Your pool should also be equipped with a good quality pool cleaner from dependable brands such as Kreepy Krauly, SmartPool or Polaris so that it works alongside your pool filters to keep the water clean.

Thirdly, make sure your pool is properly chlorinated. It’s not harmful for your baby to be exposed to chlorine this early so you shouldn’t worry about it. Chlorine is used to keep the water clean because it kills all the bacteria and helps in controlling the algae spread in your pool water. A properly chlorinated pool helps in keeping the walls and the bottom of the pool clean so when you take your baby into the water for the first time, you know they won’t be harmed in any way.

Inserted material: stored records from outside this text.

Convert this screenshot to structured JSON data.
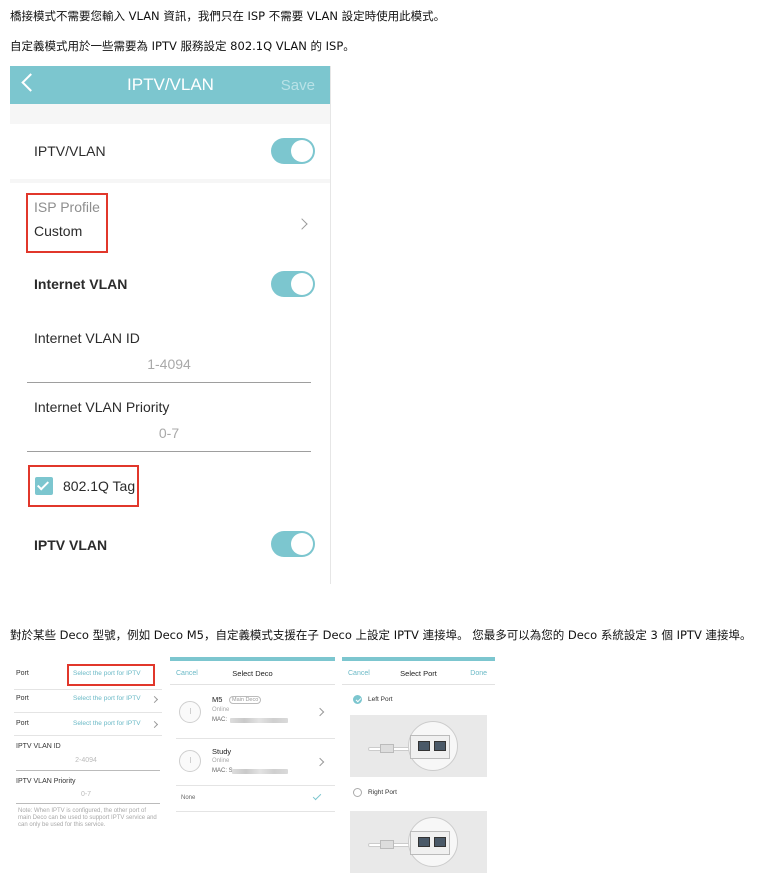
{
  "intro": {
    "line1": "橋接模式不需要您輸入 VLAN 資訊，我們只在 ISP 不需要 VLAN 設定時使用此模式。",
    "line2": "自定義模式用於一些需要為 IPTV 服務設定 802.1Q VLAN 的 ISP。"
  },
  "phone": {
    "header": {
      "title": "IPTV/VLAN",
      "save_label": "Save"
    },
    "iptv_vlan_label": "IPTV/VLAN",
    "iptv_vlan_enabled": true,
    "isp_profile": {
      "label": "ISP Profile",
      "value": "Custom"
    },
    "internet_vlan_label": "Internet VLAN",
    "internet_vlan_enabled": true,
    "internet_vlan_id": {
      "label": "Internet VLAN ID",
      "placeholder": "1-4094"
    },
    "internet_vlan_priority": {
      "label": "Internet VLAN Priority",
      "placeholder": "0-7"
    },
    "tag_8021q": {
      "label": "802.1Q Tag",
      "checked": true
    },
    "iptv_vlan_section_label": "IPTV VLAN",
    "iptv_vlan_section_enabled": true
  },
  "middle_paragraph": "對於某些 Deco 型號，例如 Deco M5，自定義模式支援在子 Deco 上設定 IPTV 連接埠。 您最多可以為您的 Deco 系統設定 3 個 IPTV 連接埠。",
  "port_screen": {
    "rows": [
      {
        "label": "Port",
        "link": "Select the port for IPTV"
      },
      {
        "label": "Port",
        "link": "Select the port for IPTV"
      },
      {
        "label": "Port",
        "link": "Select the port for IPTV"
      }
    ],
    "iptv_vlan_id": {
      "label": "IPTV VLAN ID",
      "placeholder": "2-4094"
    },
    "iptv_vlan_priority": {
      "label": "IPTV VLAN Priority",
      "placeholder": "0-7"
    },
    "note": "Note: When IPTV is configured, the other port of main Deco can be used to support IPTV service and can only be used for this service."
  },
  "select_deco": {
    "cancel_label": "Cancel",
    "title": "Select Deco",
    "items": [
      {
        "name": "M5",
        "tag": "Main Deco",
        "status": "Online",
        "mac_label": "MAC:"
      },
      {
        "name": "Study",
        "tag": "",
        "status": "Online",
        "mac_label": "MAC: S"
      }
    ],
    "none_label": "None"
  },
  "select_port": {
    "cancel_label": "Cancel",
    "title": "Select Port",
    "done_label": "Done",
    "options": [
      {
        "label": "Left Port",
        "selected": true
      },
      {
        "label": "Right Port",
        "selected": false
      }
    ]
  },
  "colors": {
    "accent": "#7cc6cf",
    "highlight_red": "#e1372b"
  }
}
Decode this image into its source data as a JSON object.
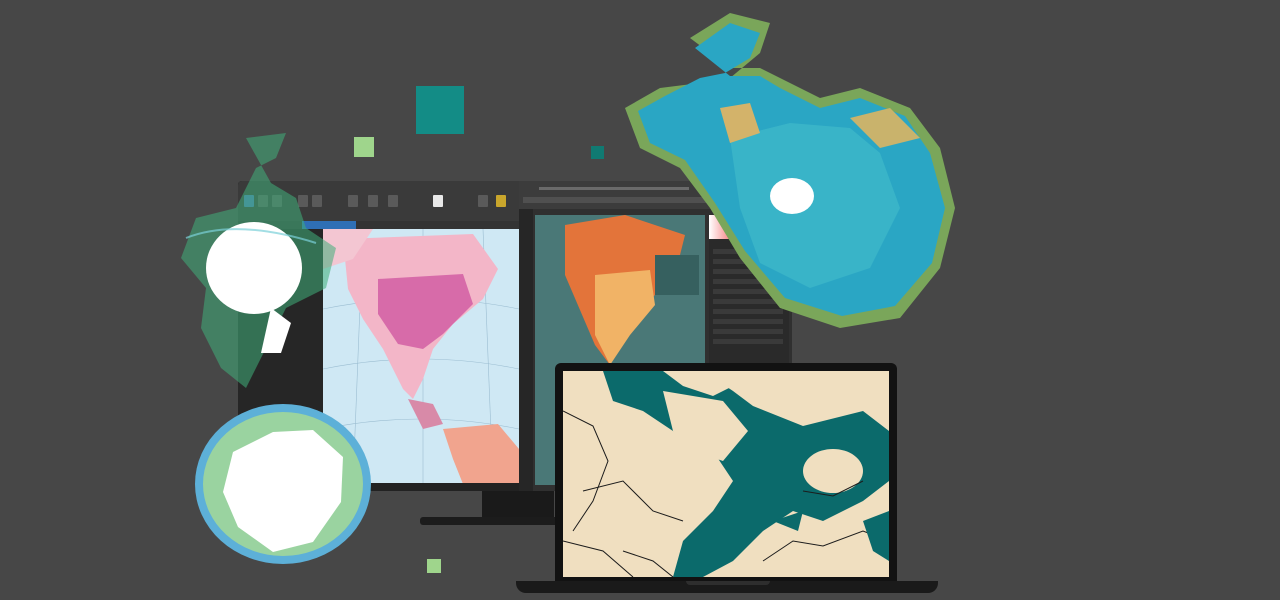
{
  "scene": {
    "background": "#474747",
    "accent_colors": {
      "teal_dark": "#138c86",
      "teal_small": "#107a72",
      "light_green": "#9fd58c",
      "laptop_water": "#0b6a6b",
      "laptop_land": "#f0dfc0",
      "world_map_ocean": "#2aa6c4",
      "world_map_land": "#79a35a",
      "antarctica_ice": "#ffffff"
    },
    "icons": [
      "teal-square-icon",
      "green-square-icon",
      "monitor-icon",
      "laptop-icon",
      "world-map-icon",
      "antarctica-map-icon",
      "arctic-map-icon"
    ]
  }
}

Lastly, make sure you have the necessary safety gear such as a personal flotation device (PFD) which fits your baby perfectly properly and is approved by the U.S. Coast Guard. Make sure the baby has it on at all times so that they can splash around to their heart’s content.

Your baby’s safety and health is your first priority, and with the proper pool equipment, you can make sure that their first swim is a moment you will cherish forever.

Gone Are the Dog Days of Chlorine

If the ocean comes into mind when you hear the word ‘saltwater’, don’t! Salt water chlorination systems are simply saltwater pools that serve as an alternative to the popular chlorination systems most pool owners use today. Since the early 2000’s though, more and more people as well as hotels and water parks are making the switch to saltwater chlorine generators. Salt levels in a standard saltwater pool system are usually 3000 ppm, a rather insignificant amount when compared to the ocean’s average salt level of 35000 ppm.

In traditional swimming pools, free available chlorine (FAC) become chloramines when contact with any human byproduct is made. The chloramines result in the “chlorine smell” in pools when there is not enough FAC, leading to skin and eye irritation and making shock treatment of the pool necessary. However in saltwater pools, a generator consistently supplies the water with FAC greatly reducing chloramines.

Despite removing the hassle of directly adding chlorine, water chemistry still needs to be monitored for low chlorine levels. Several factors can cause this including a failing generator, sun exposure and a lack of salt due to rainwater dilution, splashing that misplaces the pool’s water and backwashing (filter maintenance draining). To prevent the suns UV rays from breaking down the FAC in a saltwater pool, a stabilizer like cyanuric acid is essential. Convenience and less chloramine-related irritations are just some of the benefits salt chlorination systems have to offer.